Dataset rows for apps and sites
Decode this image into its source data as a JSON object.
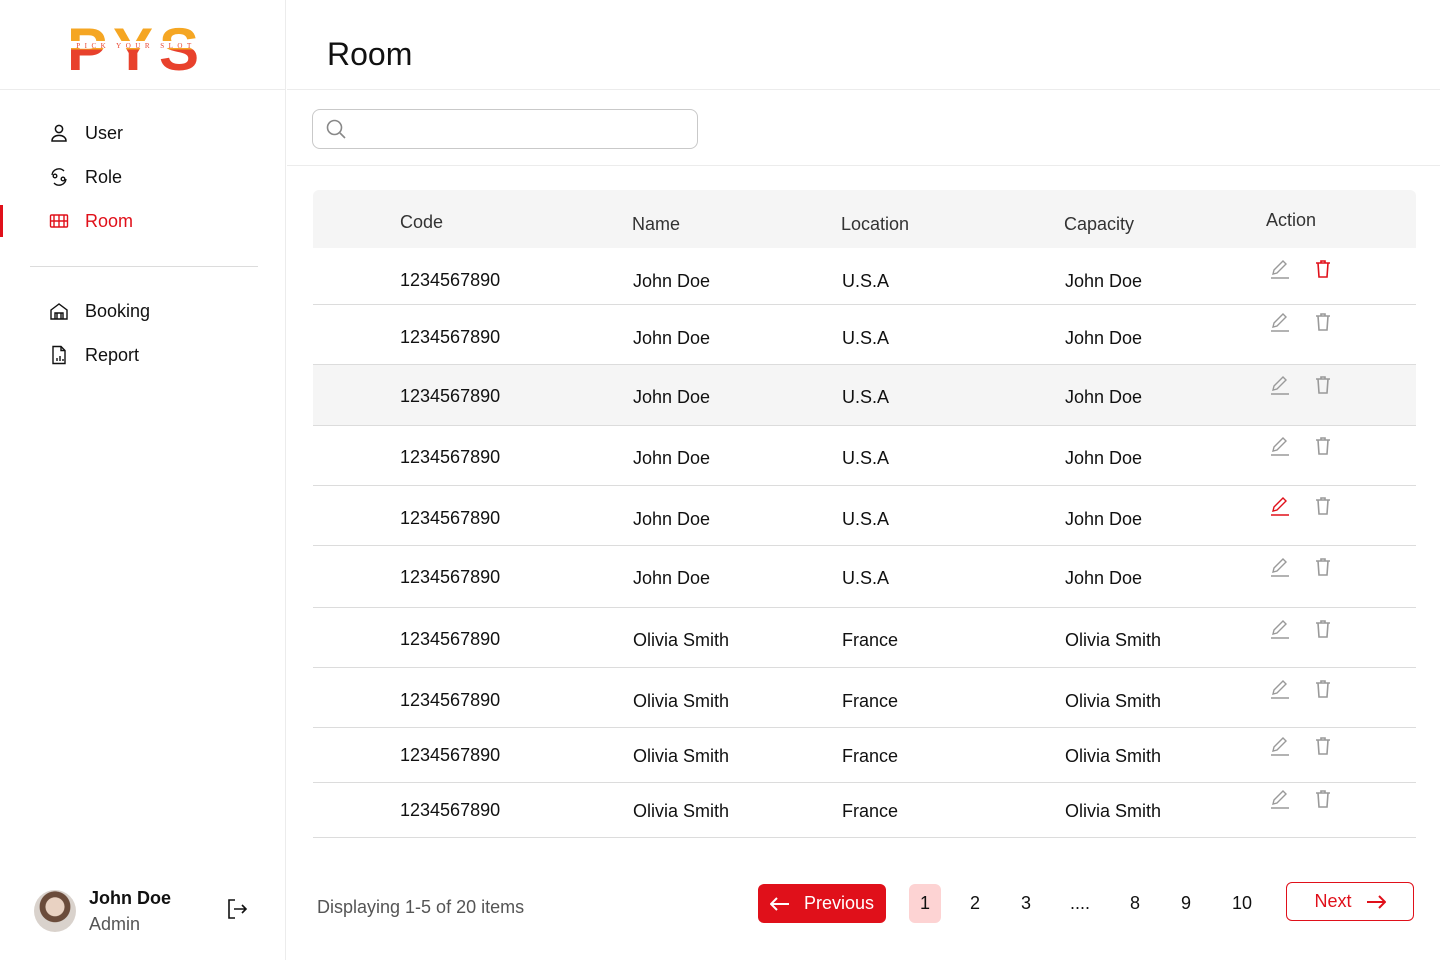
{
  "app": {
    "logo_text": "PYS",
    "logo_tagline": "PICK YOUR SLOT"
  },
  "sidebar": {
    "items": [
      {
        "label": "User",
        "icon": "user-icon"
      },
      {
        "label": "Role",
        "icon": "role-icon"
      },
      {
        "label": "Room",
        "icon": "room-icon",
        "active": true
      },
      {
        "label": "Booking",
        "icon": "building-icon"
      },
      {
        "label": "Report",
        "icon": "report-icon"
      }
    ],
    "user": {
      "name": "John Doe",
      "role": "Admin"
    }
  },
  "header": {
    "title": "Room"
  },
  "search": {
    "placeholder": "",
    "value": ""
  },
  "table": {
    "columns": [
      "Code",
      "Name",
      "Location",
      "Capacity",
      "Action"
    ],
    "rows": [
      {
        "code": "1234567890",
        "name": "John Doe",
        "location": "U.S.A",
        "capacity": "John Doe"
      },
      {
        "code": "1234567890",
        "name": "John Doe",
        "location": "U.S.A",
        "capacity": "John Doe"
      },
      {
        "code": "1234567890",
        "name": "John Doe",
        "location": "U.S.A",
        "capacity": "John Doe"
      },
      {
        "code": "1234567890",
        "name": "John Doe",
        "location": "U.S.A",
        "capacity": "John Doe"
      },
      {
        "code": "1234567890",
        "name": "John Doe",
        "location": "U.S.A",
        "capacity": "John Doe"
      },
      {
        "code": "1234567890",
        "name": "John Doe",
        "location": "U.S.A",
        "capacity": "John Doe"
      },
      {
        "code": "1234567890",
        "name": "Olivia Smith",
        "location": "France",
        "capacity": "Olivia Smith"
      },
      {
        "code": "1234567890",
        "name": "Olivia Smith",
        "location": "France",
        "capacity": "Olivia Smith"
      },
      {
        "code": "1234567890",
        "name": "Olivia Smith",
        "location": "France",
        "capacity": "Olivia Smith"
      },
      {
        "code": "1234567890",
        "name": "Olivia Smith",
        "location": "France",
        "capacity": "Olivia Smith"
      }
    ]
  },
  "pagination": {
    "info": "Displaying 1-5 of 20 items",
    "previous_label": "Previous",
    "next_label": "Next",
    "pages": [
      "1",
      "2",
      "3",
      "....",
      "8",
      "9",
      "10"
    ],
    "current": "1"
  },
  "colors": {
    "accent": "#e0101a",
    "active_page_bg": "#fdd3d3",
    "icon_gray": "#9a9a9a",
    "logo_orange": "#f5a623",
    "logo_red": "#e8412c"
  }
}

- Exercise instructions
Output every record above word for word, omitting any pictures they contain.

- Exercise solution
Decode this image into its source data as a JSON object.
{
  "app": {
    "logo_text": "PYS",
    "logo_tagline": "PICK YOUR SLOT"
  },
  "sidebar": {
    "items": [
      {
        "label": "User",
        "icon": "user-icon"
      },
      {
        "label": "Role",
        "icon": "role-icon"
      },
      {
        "label": "Room",
        "icon": "room-icon",
        "active": true
      },
      {
        "label": "Booking",
        "icon": "building-icon"
      },
      {
        "label": "Report",
        "icon": "report-icon"
      }
    ],
    "user": {
      "name": "John Doe",
      "role": "Admin"
    }
  },
  "header": {
    "title": "Room"
  },
  "search": {
    "placeholder": "",
    "value": ""
  },
  "table": {
    "columns": [
      "Code",
      "Name",
      "Location",
      "Capacity",
      "Action"
    ],
    "rows": [
      {
        "code": "1234567890",
        "name": "John Doe",
        "location": "U.S.A",
        "capacity": "John Doe"
      },
      {
        "code": "1234567890",
        "name": "John Doe",
        "location": "U.S.A",
        "capacity": "John Doe"
      },
      {
        "code": "1234567890",
        "name": "John Doe",
        "location": "U.S.A",
        "capacity": "John Doe"
      },
      {
        "code": "1234567890",
        "name": "John Doe",
        "location": "U.S.A",
        "capacity": "John Doe"
      },
      {
        "code": "1234567890",
        "name": "John Doe",
        "location": "U.S.A",
        "capacity": "John Doe"
      },
      {
        "code": "1234567890",
        "name": "John Doe",
        "location": "U.S.A",
        "capacity": "John Doe"
      },
      {
        "code": "1234567890",
        "name": "Olivia Smith",
        "location": "France",
        "capacity": "Olivia Smith"
      },
      {
        "code": "1234567890",
        "name": "Olivia Smith",
        "location": "France",
        "capacity": "Olivia Smith"
      },
      {
        "code": "1234567890",
        "name": "Olivia Smith",
        "location": "France",
        "capacity": "Olivia Smith"
      },
      {
        "code": "1234567890",
        "name": "Olivia Smith",
        "location": "France",
        "capacity": "Olivia Smith"
      }
    ]
  },
  "pagination": {
    "info": "Displaying 1-5 of 20 items",
    "previous_label": "Previous",
    "next_label": "Next",
    "pages": [
      "1",
      "2",
      "3",
      "....",
      "8",
      "9",
      "10"
    ],
    "current": "1"
  },
  "colors": {
    "accent": "#e0101a",
    "active_page_bg": "#fdd3d3",
    "icon_gray": "#9a9a9a",
    "logo_orange": "#f5a623",
    "logo_red": "#e8412c"
  }
}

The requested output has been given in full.